As a maker of memorable phrases, Blainey has few equals. As well as ‘the tyranny of distance’, which comes from one of his book titles, he has given us the ‘black armband’ view of Australia’s past and its ‘three cheers’ antithesis. His account of childhood is one of difficulties overcome without fuss. No black armbands in his private story, no regrets or complaints. He is too polite to give himself more than two cheers.
Blainey’s narrative celebrates the pleasures and challenges of growing up in rural and provincial Victoria in the 1930s and early 1940s. The second in a family of five, he was the son of a Methodist minister who earned a meagre stipend in several small towns before being moved to Geelong and Ballarat. Nurtured by loving parents, the young Geoffrey was favoured by a lucky chance that brought him to the city, and to early and dazzling success.

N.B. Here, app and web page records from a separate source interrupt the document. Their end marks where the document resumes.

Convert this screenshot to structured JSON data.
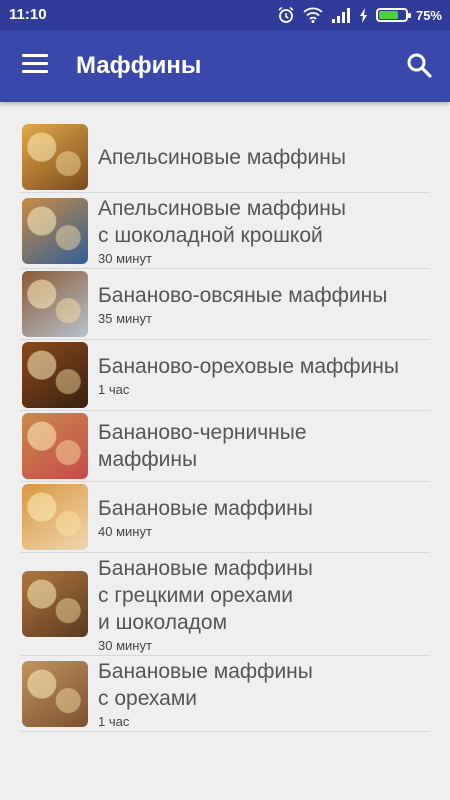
{
  "status_bar": {
    "time": "11:10",
    "battery_percent": "75%",
    "battery_level": 0.75,
    "icons": [
      "alarm-icon",
      "wifi-icon",
      "signal-icon",
      "charging-icon",
      "battery-icon"
    ]
  },
  "app_bar": {
    "title": "Маффины",
    "menu_icon": "menu-icon",
    "search_icon": "search-icon"
  },
  "recipes": [
    {
      "title": "Апельсиновые маффины",
      "time": "",
      "thumb": [
        "#e2a94a",
        "#7a4a1c"
      ]
    },
    {
      "title": "Апельсиновые маффины\nс шоколадной крошкой",
      "time": "30 минут",
      "thumb": [
        "#c98b45",
        "#2f5f97"
      ]
    },
    {
      "title": "Бананово-овсяные маффины",
      "time": "35 минут",
      "thumb": [
        "#8a5a36",
        "#b7c1cc"
      ]
    },
    {
      "title": "Бананово-ореховые маффины",
      "time": "1 час",
      "thumb": [
        "#8b4a1e",
        "#3a2010"
      ]
    },
    {
      "title": "Бананово-черничные\nмаффины",
      "time": "",
      "thumb": [
        "#c88a4e",
        "#c84a4a"
      ]
    },
    {
      "title": "Банановые маффины",
      "time": "40 минут",
      "thumb": [
        "#d9973f",
        "#f0d6b0"
      ]
    },
    {
      "title": "Банановые маффины\nс грецкими орехами\nи шоколадом",
      "time": "30 минут",
      "thumb": [
        "#b0773f",
        "#5a3a20"
      ]
    },
    {
      "title": "Банановые маффины\nс орехами",
      "time": "1 час",
      "thumb": [
        "#c2945e",
        "#7a5030"
      ]
    }
  ]
}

Always an avid reader of newspapers, Blainey discovered a scholarship that seemed made to measure for him. The winner had to be a thirteen-year-old son of a Methodist minister, living more than forty-eight kilometres from Melbourne. As well as a free place as a boarder at Wesley College, Melbourne, it offered an allowance for textbooks, weekly pocket money, and train fares home. Geoffrey’s parents were doubtful about sending their son into a less religious environment among boys from affluent homes, but they allowed him to travel to Melbourne to sit for the exam. ‘I went by myself,’ Blainey writes, as if to assert some agency in this magical windfall.